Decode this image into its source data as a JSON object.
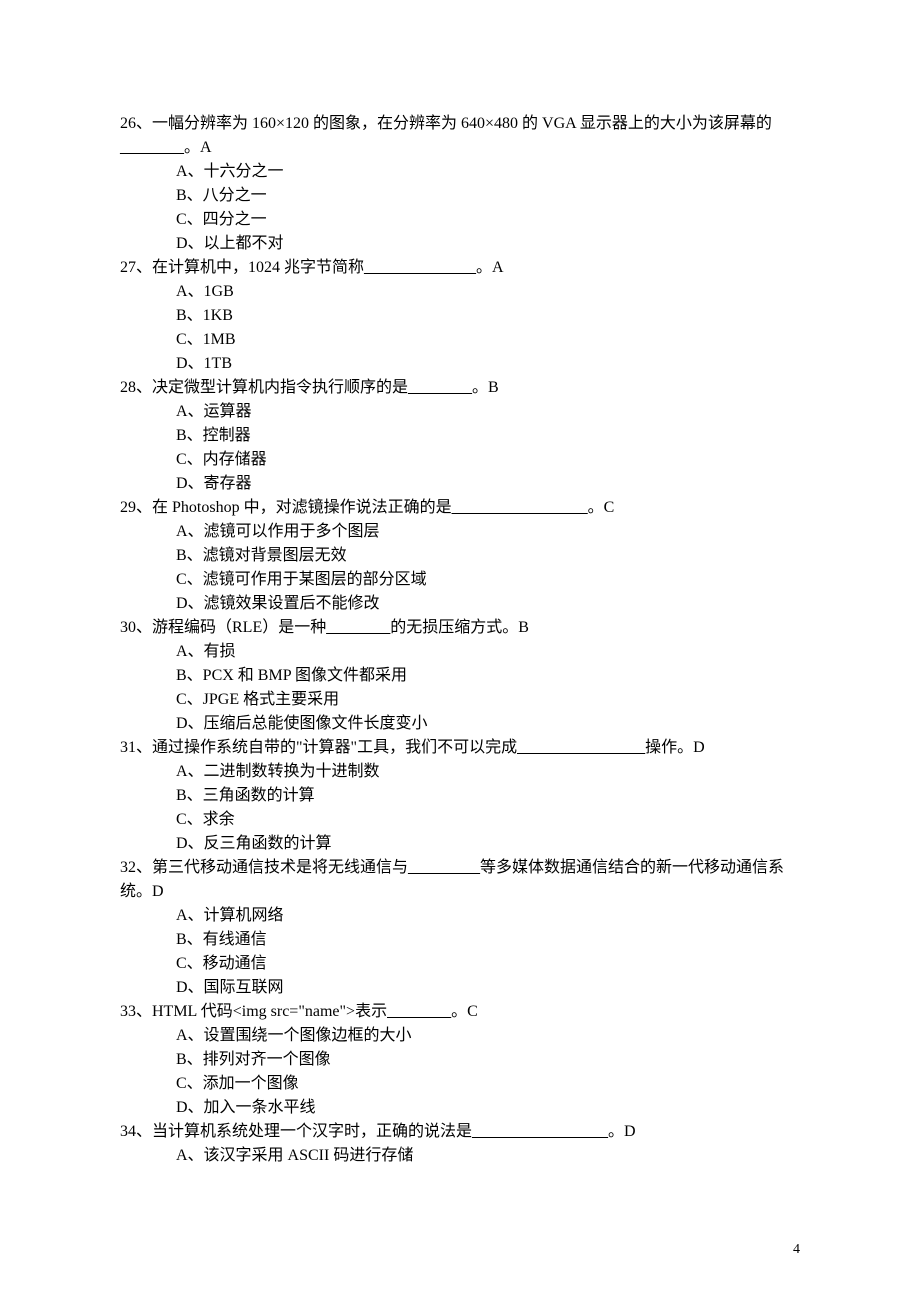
{
  "page_number": "4",
  "questions": [
    {
      "num": "26",
      "stem_pre": "、一幅分辨率为 160×120 的图象，在分辨率为 640×480 的 VGA 显示器上的大小为该屏幕的",
      "blank": "________",
      "stem_post": "。",
      "answer": "A",
      "options": [
        "A、十六分之一",
        "B、八分之一",
        "C、四分之一",
        "D、以上都不对"
      ]
    },
    {
      "num": "27",
      "stem_pre": "、在计算机中，1024 兆字节简称",
      "blank": "______________",
      "stem_post": "。",
      "answer": "A",
      "options": [
        "A、1GB",
        "B、1KB",
        "C、1MB",
        "D、1TB"
      ]
    },
    {
      "num": "28",
      "stem_pre": "、决定微型计算机内指令执行顺序的是",
      "blank": "________",
      "stem_post": "。",
      "answer": "B",
      "options": [
        "A、运算器",
        "B、控制器",
        "C、内存储器",
        "D、寄存器"
      ]
    },
    {
      "num": "29",
      "stem_pre": "、在 Photoshop 中，对滤镜操作说法正确的是",
      "blank": "_________________",
      "stem_post": "。",
      "answer": "C",
      "options": [
        "A、滤镜可以作用于多个图层",
        "B、滤镜对背景图层无效",
        "C、滤镜可作用于某图层的部分区域",
        "D、滤镜效果设置后不能修改"
      ]
    },
    {
      "num": "30",
      "stem_pre": "、游程编码（RLE）是一种",
      "blank": "________",
      "stem_post": "的无损压缩方式。",
      "answer": "B",
      "options": [
        "A、有损",
        "B、PCX 和 BMP 图像文件都采用",
        "C、JPGE 格式主要采用",
        "D、压缩后总能使图像文件长度变小"
      ]
    },
    {
      "num": "31",
      "stem_pre": "、通过操作系统自带的\"计算器\"工具，我们不可以完成",
      "blank": "________________",
      "stem_post": "操作。",
      "answer": "D",
      "options": [
        "A、二进制数转换为十进制数",
        "B、三角函数的计算",
        "C、求余",
        "D、反三角函数的计算"
      ]
    },
    {
      "num": "32",
      "stem_pre": "、第三代移动通信技术是将无线通信与",
      "blank": "_________",
      "stem_post": "等多媒体数据通信结合的新一代移动通信系统。",
      "answer": "D",
      "options": [
        "A、计算机网络",
        "B、有线通信",
        "C、移动通信",
        "D、国际互联网"
      ]
    },
    {
      "num": "33",
      "stem_pre": "、HTML 代码<img src=\"name\">表示",
      "blank": "________",
      "stem_post": "。",
      "answer": "C",
      "options": [
        "A、设置围绕一个图像边框的大小",
        "B、排列对齐一个图像",
        "C、添加一个图像",
        "D、加入一条水平线"
      ]
    },
    {
      "num": "34",
      "stem_pre": "、当计算机系统处理一个汉字时，正确的说法是",
      "blank": "_________________",
      "stem_post": "。",
      "answer": "D",
      "options": [
        "A、该汉字采用 ASCII 码进行存储"
      ]
    }
  ]
}
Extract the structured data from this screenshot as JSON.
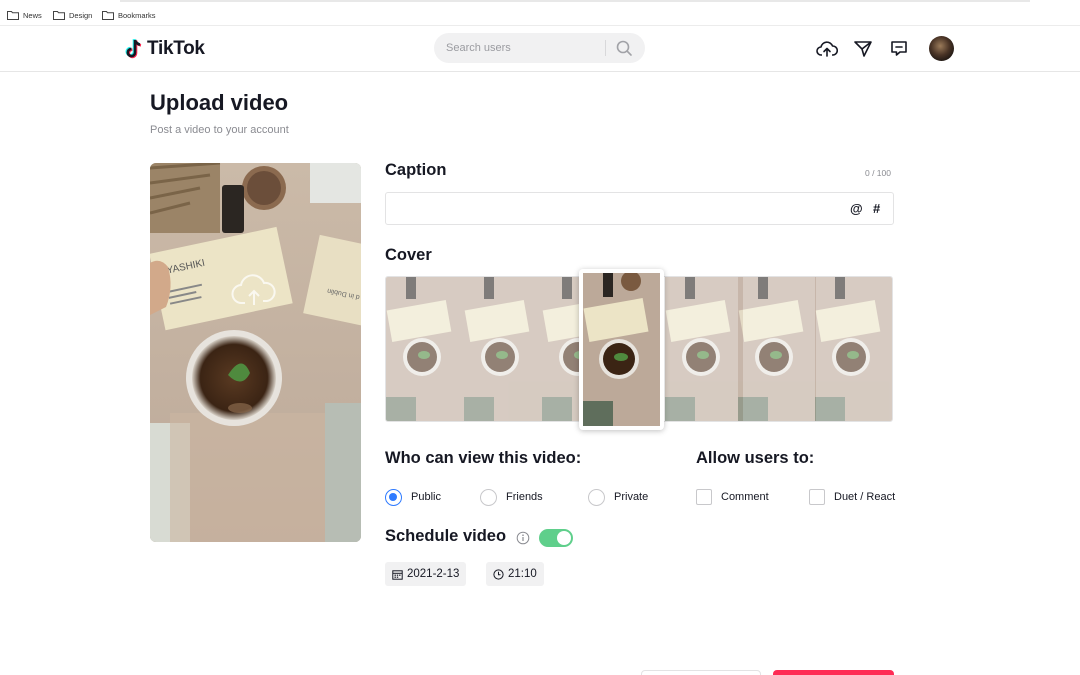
{
  "bookmarks": [
    {
      "label": "News",
      "icon": "folder-icon"
    },
    {
      "label": "Design",
      "icon": "folder-icon"
    },
    {
      "label": "Bookmarks",
      "icon": "folder-icon"
    }
  ],
  "header": {
    "logo_text": "TikTok",
    "search_placeholder": "Search users",
    "icons": [
      "upload-cloud-icon",
      "send-icon",
      "inbox-icon"
    ]
  },
  "page": {
    "title": "Upload video",
    "subtitle": "Post a video to your account"
  },
  "caption": {
    "label": "Caption",
    "counter": "0 / 100",
    "value": "",
    "mention_symbol": "@",
    "hashtag_symbol": "#"
  },
  "cover": {
    "label": "Cover",
    "selected_index": 3
  },
  "privacy": {
    "label": "Who can view this video:",
    "options": [
      "Public",
      "Friends",
      "Private"
    ],
    "selected": "Public"
  },
  "allow": {
    "label": "Allow users to:",
    "options": [
      {
        "label": "Comment",
        "checked": false
      },
      {
        "label": "Duet / React",
        "checked": false
      }
    ]
  },
  "schedule": {
    "label": "Schedule video",
    "enabled": true,
    "date": "2021-2-13",
    "time": "21:10"
  },
  "colors": {
    "accent": "#fe2c55",
    "toggle_on": "#5fcf8b",
    "radio_selected": "#2f7bff"
  }
}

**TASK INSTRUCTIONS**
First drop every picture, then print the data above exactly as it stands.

**ANSWER SPACE**
Decode this image into its source data as a JSON object.
{
  "page_number": "4",
  "questions": [
    {
      "num": "26",
      "stem_pre": "、一幅分辨率为 160×120 的图象，在分辨率为 640×480 的 VGA 显示器上的大小为该屏幕的",
      "blank": "________",
      "stem_post": "。",
      "answer": "A",
      "options": [
        "A、十六分之一",
        "B、八分之一",
        "C、四分之一",
        "D、以上都不对"
      ]
    },
    {
      "num": "27",
      "stem_pre": "、在计算机中，1024 兆字节简称",
      "blank": "______________",
      "stem_post": "。",
      "answer": "A",
      "options": [
        "A、1GB",
        "B、1KB",
        "C、1MB",
        "D、1TB"
      ]
    },
    {
      "num": "28",
      "stem_pre": "、决定微型计算机内指令执行顺序的是",
      "blank": "________",
      "stem_post": "。",
      "answer": "B",
      "options": [
        "A、运算器",
        "B、控制器",
        "C、内存储器",
        "D、寄存器"
      ]
    },
    {
      "num": "29",
      "stem_pre": "、在 Photoshop 中，对滤镜操作说法正确的是",
      "blank": "_________________",
      "stem_post": "。",
      "answer": "C",
      "options": [
        "A、滤镜可以作用于多个图层",
        "B、滤镜对背景图层无效",
        "C、滤镜可作用于某图层的部分区域",
        "D、滤镜效果设置后不能修改"
      ]
    },
    {
      "num": "30",
      "stem_pre": "、游程编码（RLE）是一种",
      "blank": "________",
      "stem_post": "的无损压缩方式。",
      "answer": "B",
      "options": [
        "A、有损",
        "B、PCX 和 BMP 图像文件都采用",
        "C、JPGE 格式主要采用",
        "D、压缩后总能使图像文件长度变小"
      ]
    },
    {
      "num": "31",
      "stem_pre": "、通过操作系统自带的\"计算器\"工具，我们不可以完成",
      "blank": "________________",
      "stem_post": "操作。",
      "answer": "D",
      "options": [
        "A、二进制数转换为十进制数",
        "B、三角函数的计算",
        "C、求余",
        "D、反三角函数的计算"
      ]
    },
    {
      "num": "32",
      "stem_pre": "、第三代移动通信技术是将无线通信与",
      "blank": "_________",
      "stem_post": "等多媒体数据通信结合的新一代移动通信系统。",
      "answer": "D",
      "options": [
        "A、计算机网络",
        "B、有线通信",
        "C、移动通信",
        "D、国际互联网"
      ]
    },
    {
      "num": "33",
      "stem_pre": "、HTML 代码<img src=\"name\">表示",
      "blank": "________",
      "stem_post": "。",
      "answer": "C",
      "options": [
        "A、设置围绕一个图像边框的大小",
        "B、排列对齐一个图像",
        "C、添加一个图像",
        "D、加入一条水平线"
      ]
    },
    {
      "num": "34",
      "stem_pre": "、当计算机系统处理一个汉字时，正确的说法是",
      "blank": "_________________",
      "stem_post": "。",
      "answer": "D",
      "options": [
        "A、该汉字采用 ASCII 码进行存储"
      ]
    }
  ]
}
Extract the structured data from this screenshot as JSON.
{
  "bookmarks": [
    {
      "label": "News",
      "icon": "folder-icon"
    },
    {
      "label": "Design",
      "icon": "folder-icon"
    },
    {
      "label": "Bookmarks",
      "icon": "folder-icon"
    }
  ],
  "header": {
    "logo_text": "TikTok",
    "search_placeholder": "Search users",
    "icons": [
      "upload-cloud-icon",
      "send-icon",
      "inbox-icon"
    ]
  },
  "page": {
    "title": "Upload video",
    "subtitle": "Post a video to your account"
  },
  "caption": {
    "label": "Caption",
    "counter": "0 / 100",
    "value": "",
    "mention_symbol": "@",
    "hashtag_symbol": "#"
  },
  "cover": {
    "label": "Cover",
    "selected_index": 3
  },
  "privacy": {
    "label": "Who can view this video:",
    "options": [
      "Public",
      "Friends",
      "Private"
    ],
    "selected": "Public"
  },
  "allow": {
    "label": "Allow users to:",
    "options": [
      {
        "label": "Comment",
        "checked": false
      },
      {
        "label": "Duet / React",
        "checked": false
      }
    ]
  },
  "schedule": {
    "label": "Schedule video",
    "enabled": true,
    "date": "2021-2-13",
    "time": "21:10"
  },
  "colors": {
    "accent": "#fe2c55",
    "toggle_on": "#5fcf8b",
    "radio_selected": "#2f7bff"
  }
}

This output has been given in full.